Search the material below for lines containing the string "Тема", and copy every one you find.

Start of Block

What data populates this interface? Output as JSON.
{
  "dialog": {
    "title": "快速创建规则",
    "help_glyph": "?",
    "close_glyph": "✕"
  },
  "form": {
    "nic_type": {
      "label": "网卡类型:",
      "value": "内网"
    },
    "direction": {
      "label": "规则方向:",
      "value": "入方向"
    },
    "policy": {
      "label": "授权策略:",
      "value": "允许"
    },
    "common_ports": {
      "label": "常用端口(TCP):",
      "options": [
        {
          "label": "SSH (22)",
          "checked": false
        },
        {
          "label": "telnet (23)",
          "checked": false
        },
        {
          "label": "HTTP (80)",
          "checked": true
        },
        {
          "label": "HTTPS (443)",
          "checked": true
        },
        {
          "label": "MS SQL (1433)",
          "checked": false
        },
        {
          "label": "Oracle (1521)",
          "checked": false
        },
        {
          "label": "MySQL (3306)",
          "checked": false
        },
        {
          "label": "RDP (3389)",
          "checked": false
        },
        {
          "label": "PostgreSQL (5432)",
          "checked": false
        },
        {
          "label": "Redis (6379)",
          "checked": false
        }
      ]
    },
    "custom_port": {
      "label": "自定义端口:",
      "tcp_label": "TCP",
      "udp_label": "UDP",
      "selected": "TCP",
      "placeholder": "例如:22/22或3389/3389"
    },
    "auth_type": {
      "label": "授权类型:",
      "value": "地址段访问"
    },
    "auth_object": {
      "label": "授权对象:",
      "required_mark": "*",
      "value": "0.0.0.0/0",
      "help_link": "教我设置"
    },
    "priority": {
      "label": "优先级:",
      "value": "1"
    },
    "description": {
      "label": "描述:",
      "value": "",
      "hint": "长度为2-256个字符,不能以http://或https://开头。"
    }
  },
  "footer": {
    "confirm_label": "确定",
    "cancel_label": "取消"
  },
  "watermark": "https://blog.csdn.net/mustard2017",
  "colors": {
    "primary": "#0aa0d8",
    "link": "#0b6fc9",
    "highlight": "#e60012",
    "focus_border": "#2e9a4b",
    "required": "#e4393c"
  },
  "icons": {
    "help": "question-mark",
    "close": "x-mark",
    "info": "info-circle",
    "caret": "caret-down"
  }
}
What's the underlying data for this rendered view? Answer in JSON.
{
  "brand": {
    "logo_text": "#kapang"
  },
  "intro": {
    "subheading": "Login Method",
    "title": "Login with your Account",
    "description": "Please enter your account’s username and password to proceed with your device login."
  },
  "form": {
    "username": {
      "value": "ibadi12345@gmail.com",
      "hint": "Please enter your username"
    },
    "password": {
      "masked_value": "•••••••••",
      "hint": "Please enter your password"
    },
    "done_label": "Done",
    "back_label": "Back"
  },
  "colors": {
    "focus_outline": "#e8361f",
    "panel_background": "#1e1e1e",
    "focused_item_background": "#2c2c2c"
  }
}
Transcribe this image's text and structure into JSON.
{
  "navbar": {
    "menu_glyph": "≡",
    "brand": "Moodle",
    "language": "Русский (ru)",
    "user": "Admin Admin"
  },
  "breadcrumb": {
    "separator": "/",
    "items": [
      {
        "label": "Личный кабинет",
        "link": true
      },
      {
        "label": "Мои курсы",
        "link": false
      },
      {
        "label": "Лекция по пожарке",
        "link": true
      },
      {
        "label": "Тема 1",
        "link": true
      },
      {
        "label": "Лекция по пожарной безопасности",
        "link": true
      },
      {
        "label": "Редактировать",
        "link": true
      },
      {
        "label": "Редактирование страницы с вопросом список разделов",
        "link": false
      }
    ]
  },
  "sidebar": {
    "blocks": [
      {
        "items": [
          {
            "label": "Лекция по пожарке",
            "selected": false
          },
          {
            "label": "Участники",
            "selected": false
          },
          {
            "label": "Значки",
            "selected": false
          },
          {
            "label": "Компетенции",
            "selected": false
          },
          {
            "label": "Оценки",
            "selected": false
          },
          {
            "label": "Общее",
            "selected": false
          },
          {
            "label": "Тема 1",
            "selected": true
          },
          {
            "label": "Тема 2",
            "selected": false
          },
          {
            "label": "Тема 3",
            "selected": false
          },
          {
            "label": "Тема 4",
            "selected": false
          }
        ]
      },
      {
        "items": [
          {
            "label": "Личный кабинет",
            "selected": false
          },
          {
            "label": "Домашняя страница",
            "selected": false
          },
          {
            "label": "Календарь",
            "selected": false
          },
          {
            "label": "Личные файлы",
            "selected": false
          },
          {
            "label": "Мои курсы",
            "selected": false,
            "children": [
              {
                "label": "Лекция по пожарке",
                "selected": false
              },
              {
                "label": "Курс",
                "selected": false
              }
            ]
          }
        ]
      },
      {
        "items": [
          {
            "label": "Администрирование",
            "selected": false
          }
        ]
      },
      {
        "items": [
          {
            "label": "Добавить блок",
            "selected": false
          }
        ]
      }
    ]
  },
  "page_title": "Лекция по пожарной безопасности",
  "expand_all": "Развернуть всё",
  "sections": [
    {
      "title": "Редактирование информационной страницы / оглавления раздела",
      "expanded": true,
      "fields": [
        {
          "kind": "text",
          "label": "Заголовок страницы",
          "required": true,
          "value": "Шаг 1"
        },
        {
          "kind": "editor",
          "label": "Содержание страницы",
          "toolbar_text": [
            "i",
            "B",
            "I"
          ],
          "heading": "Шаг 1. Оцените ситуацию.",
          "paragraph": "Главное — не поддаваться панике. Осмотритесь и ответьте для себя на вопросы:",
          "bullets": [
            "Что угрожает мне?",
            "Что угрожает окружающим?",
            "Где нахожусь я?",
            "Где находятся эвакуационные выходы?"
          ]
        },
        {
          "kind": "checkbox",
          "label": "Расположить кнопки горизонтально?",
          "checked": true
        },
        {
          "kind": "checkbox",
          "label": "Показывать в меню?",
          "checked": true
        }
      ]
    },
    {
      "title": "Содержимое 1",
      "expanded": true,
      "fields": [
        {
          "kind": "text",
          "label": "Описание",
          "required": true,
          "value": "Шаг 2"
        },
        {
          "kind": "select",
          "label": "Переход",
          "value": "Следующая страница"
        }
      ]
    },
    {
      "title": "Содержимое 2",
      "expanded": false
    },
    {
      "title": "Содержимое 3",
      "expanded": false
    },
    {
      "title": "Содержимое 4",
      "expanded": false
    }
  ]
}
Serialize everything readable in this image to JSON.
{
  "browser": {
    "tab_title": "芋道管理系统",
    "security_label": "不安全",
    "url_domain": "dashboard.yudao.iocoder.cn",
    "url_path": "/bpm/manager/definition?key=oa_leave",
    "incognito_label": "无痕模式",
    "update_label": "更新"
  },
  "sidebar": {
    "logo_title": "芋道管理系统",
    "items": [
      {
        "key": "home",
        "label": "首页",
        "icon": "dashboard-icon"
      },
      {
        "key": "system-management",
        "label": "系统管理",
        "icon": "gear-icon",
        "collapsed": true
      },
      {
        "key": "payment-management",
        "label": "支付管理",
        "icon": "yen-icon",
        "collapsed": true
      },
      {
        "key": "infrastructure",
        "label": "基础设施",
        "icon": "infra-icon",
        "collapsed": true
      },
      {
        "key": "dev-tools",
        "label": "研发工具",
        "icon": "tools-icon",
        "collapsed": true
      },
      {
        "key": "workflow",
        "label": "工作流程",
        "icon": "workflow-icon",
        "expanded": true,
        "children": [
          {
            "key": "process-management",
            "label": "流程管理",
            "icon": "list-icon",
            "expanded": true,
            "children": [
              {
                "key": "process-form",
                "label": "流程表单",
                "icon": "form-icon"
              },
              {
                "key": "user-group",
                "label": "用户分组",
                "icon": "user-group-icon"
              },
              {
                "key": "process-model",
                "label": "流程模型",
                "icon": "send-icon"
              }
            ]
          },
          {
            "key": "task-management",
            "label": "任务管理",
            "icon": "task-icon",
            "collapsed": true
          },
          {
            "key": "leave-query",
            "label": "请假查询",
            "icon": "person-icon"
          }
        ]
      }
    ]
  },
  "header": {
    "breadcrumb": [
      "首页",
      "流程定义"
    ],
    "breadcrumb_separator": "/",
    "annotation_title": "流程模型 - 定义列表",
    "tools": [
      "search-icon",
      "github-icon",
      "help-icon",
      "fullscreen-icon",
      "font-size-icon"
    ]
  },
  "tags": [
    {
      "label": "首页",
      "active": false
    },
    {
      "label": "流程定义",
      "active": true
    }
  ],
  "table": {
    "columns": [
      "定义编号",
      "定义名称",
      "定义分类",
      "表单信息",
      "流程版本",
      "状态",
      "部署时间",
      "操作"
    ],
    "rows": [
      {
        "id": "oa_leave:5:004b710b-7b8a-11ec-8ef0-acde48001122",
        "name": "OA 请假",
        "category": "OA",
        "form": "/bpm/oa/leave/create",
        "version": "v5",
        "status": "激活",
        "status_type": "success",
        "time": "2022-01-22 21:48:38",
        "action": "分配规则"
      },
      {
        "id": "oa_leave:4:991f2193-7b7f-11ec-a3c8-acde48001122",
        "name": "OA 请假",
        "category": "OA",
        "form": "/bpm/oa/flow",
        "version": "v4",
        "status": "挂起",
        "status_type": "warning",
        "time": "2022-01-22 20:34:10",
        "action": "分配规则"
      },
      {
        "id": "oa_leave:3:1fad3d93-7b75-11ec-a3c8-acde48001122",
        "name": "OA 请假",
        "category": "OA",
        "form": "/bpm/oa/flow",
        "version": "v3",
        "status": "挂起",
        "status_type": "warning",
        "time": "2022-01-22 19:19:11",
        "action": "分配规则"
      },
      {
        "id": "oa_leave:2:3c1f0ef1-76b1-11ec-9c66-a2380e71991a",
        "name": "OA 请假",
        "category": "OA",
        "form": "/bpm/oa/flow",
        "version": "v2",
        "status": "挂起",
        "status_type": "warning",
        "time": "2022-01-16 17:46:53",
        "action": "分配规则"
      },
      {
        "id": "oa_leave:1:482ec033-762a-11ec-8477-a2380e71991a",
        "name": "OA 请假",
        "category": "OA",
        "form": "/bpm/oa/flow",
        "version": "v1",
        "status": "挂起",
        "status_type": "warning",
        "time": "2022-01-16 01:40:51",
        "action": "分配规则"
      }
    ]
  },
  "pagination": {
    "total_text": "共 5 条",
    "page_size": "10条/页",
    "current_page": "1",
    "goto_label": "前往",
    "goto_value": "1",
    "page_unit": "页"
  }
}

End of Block

* [Exercise response]
        "label": "Тема 1",
            "label": "Тема 1",
            "label": "Тема 2",
            "label": "Тема 3",
            "label": "Тема 4",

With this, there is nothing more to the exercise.